SYDNEY: Media mogul Rupert Murdoch yesterday staunchly defended the appointment of his son James as chief executive of BSkyB, denying the move raised serious corporate governance issues for his News Corp Ltd empire.
Investors in the British pay-TV firm have vociferously protested the appointment of 30-year-old James Murdoch to the top job, and argued the independence of BSkyB which is 35% owned by News Corp could be compromised.
Asked on a conference call after News Corp's first-quarter results whether the protests from heavyweight investors had cast a pall over James's reign at BSkyB, Murdoch fired back.

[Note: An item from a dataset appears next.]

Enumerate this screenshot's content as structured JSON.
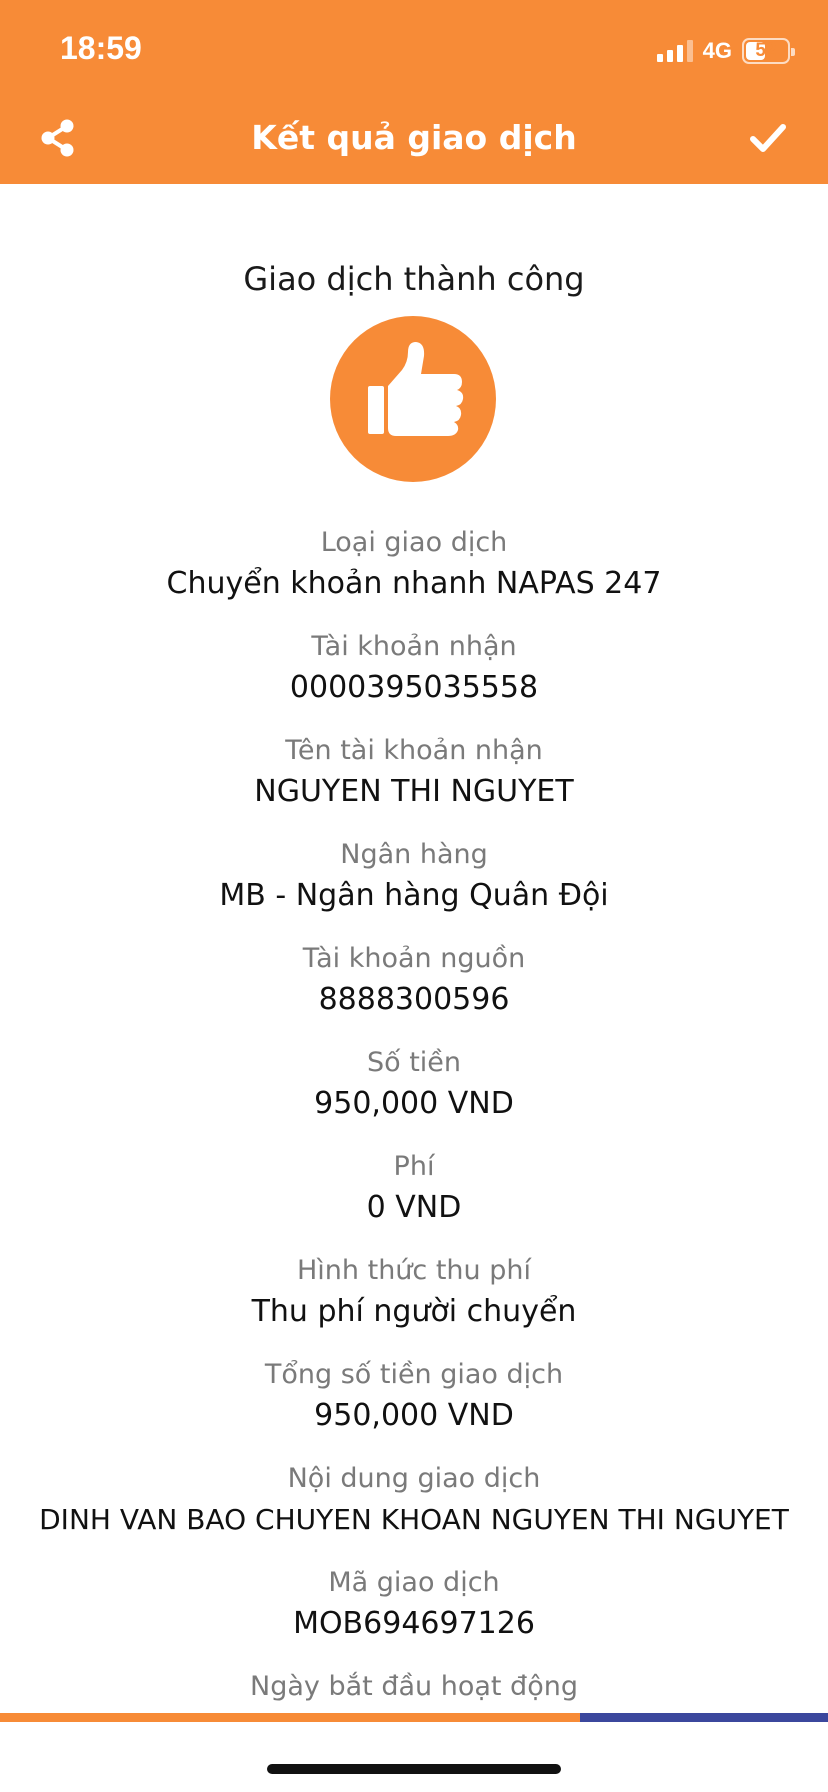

Absolutely not, I think you're talking nonsense...Just ask the people there. It's happy ship, it's going well and they're looking forward to the new leadership.
Murdoch slammed as outrageous libels reports in Britain's Guardian newspaper that he said had suggested News Corp might siphon off revenues from BSkyB.
Challenging reporters to find fault with News Corp's corporate governance, Murdoch pointed to a change of stance by Britain's National Association of Pension Funds, which, while still angry it was not fully consulted over James's appointment, is recommending its members back the election of the media scion.
Our corporate governance is a model for everybody...it's a hungry press out there, he said.
Despite raising investor wrath, the appointment was widely seen as a forgone conclusion after Murdoch publicly touted his second son as the best man for the top job at BSkyB after he steered pan-Asian broadcaster STAR to profitability. Reuters